**Exercise**
Which lines of the records below contain the word "with"? Show each one.

**Exercise input**
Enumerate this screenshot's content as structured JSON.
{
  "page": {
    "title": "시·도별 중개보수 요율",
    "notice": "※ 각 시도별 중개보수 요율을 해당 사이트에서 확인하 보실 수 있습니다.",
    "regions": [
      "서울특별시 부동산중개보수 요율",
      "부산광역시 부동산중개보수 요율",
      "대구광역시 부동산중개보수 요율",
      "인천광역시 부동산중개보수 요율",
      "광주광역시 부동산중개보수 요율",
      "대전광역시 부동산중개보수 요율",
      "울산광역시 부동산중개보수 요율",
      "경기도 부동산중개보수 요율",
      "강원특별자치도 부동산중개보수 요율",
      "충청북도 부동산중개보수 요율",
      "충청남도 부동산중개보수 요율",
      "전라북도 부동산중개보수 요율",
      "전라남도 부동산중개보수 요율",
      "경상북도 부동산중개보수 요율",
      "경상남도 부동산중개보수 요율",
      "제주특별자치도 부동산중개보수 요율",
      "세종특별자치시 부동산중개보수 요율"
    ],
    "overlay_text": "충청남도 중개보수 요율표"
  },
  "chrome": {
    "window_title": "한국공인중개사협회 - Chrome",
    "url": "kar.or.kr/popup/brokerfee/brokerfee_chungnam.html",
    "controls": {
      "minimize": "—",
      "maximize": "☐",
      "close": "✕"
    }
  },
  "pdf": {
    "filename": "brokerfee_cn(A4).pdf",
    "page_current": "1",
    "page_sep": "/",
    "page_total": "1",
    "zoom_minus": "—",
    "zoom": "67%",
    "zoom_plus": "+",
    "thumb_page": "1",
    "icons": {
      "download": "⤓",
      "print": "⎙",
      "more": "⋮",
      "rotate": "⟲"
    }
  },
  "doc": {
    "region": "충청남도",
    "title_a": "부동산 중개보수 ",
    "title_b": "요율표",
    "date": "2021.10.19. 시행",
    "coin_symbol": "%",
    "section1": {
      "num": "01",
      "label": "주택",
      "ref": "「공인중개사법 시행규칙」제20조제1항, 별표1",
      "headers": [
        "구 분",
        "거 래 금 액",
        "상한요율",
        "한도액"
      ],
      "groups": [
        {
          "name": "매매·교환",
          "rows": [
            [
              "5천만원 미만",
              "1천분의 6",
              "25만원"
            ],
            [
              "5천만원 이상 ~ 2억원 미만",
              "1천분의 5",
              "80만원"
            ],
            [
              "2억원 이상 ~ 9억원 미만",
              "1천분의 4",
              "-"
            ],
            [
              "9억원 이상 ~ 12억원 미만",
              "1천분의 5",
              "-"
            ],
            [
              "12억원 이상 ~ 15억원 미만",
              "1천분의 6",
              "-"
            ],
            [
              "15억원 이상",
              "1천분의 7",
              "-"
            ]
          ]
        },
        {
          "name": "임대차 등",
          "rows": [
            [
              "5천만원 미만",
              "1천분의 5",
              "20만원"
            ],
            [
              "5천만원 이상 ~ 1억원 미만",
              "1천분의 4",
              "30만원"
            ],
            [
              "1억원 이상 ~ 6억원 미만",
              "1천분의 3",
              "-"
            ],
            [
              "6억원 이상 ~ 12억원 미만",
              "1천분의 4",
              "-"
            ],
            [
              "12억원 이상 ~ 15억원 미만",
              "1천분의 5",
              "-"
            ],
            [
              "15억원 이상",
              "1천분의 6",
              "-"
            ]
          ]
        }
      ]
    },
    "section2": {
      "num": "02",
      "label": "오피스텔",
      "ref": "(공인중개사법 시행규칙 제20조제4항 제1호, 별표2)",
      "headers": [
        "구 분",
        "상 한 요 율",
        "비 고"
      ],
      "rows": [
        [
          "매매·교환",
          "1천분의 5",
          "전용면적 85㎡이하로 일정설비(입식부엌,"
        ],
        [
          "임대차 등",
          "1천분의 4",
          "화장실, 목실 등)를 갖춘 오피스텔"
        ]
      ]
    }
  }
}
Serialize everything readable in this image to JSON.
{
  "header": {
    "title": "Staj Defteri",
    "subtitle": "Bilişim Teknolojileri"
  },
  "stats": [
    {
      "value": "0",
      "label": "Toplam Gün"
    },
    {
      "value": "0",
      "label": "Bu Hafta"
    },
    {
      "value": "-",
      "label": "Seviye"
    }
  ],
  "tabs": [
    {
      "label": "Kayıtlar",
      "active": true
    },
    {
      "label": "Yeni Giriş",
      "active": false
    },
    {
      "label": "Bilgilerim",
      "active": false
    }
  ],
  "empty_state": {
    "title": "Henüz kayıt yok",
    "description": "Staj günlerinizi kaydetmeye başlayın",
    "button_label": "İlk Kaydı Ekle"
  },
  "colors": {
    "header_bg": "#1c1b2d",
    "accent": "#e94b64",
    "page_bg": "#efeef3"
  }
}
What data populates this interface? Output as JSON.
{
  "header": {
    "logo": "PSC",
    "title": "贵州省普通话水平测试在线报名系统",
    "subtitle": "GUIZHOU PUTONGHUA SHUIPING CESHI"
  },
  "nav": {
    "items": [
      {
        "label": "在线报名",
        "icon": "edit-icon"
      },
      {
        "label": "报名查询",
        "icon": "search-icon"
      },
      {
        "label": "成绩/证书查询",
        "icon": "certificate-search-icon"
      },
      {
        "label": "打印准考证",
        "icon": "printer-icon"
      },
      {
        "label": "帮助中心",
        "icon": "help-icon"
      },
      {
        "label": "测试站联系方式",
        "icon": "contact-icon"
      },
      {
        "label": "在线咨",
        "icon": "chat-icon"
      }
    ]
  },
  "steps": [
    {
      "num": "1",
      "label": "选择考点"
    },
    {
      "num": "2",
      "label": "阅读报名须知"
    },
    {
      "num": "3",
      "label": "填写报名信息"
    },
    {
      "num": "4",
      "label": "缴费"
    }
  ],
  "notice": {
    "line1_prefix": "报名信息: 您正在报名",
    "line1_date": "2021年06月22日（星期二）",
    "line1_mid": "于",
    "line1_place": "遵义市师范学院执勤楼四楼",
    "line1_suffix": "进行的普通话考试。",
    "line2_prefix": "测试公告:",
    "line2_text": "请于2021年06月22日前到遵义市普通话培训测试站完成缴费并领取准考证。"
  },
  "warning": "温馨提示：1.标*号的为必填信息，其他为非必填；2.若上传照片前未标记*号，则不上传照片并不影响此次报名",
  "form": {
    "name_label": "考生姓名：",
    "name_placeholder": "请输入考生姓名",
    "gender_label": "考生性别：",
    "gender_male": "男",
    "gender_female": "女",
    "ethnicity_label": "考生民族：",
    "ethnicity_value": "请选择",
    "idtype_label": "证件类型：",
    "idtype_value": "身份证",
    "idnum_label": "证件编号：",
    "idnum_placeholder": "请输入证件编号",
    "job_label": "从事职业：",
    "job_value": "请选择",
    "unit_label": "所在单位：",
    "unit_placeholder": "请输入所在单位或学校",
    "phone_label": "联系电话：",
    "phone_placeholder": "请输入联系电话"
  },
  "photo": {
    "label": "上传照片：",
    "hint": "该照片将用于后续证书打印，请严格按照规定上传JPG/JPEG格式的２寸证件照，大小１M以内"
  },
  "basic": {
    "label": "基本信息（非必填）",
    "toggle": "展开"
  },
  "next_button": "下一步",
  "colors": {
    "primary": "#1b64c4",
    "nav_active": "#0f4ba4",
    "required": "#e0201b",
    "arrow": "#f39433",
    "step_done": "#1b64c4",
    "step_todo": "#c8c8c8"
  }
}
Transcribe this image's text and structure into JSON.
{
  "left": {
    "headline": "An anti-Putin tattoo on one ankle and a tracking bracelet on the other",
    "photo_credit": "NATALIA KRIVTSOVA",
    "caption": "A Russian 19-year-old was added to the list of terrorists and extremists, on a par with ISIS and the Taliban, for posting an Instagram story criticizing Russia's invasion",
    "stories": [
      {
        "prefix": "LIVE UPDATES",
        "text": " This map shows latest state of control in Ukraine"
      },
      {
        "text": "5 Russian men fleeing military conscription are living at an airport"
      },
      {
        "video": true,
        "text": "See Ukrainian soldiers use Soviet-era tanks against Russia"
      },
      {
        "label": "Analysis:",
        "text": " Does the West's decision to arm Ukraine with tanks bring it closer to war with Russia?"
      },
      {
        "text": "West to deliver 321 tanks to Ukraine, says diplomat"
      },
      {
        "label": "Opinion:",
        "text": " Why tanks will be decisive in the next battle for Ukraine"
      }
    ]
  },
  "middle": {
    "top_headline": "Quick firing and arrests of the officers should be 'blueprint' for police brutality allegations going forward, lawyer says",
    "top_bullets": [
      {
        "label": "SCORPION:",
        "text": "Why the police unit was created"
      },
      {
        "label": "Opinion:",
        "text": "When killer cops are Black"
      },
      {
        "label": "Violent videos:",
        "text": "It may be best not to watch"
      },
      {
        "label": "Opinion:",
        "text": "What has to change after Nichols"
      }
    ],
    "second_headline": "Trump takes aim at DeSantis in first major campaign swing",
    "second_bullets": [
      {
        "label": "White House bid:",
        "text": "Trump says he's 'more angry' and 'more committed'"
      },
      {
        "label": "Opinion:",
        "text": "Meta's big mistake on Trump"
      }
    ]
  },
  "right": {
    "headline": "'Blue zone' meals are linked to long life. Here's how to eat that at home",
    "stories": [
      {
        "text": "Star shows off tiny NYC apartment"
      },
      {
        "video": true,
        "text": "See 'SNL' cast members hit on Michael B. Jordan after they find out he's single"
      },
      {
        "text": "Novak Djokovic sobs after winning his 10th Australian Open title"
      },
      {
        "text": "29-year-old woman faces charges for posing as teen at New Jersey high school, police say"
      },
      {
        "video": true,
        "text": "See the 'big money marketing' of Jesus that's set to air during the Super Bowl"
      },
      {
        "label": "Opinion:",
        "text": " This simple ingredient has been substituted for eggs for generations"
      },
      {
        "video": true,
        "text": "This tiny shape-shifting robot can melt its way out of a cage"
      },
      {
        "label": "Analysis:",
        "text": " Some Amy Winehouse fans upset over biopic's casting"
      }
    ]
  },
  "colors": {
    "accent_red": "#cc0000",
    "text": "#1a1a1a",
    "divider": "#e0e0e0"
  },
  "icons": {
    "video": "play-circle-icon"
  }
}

**Response**
    "caption": "A Russian 19-year-old was added to the list of terrorists and extremists, on a par with ISIS and the Taliban, for posting an Instagram story criticizing Russia's invasion",
        "text": " Does the West's decision to arm Ukraine with tanks bring it closer to war with Russia?"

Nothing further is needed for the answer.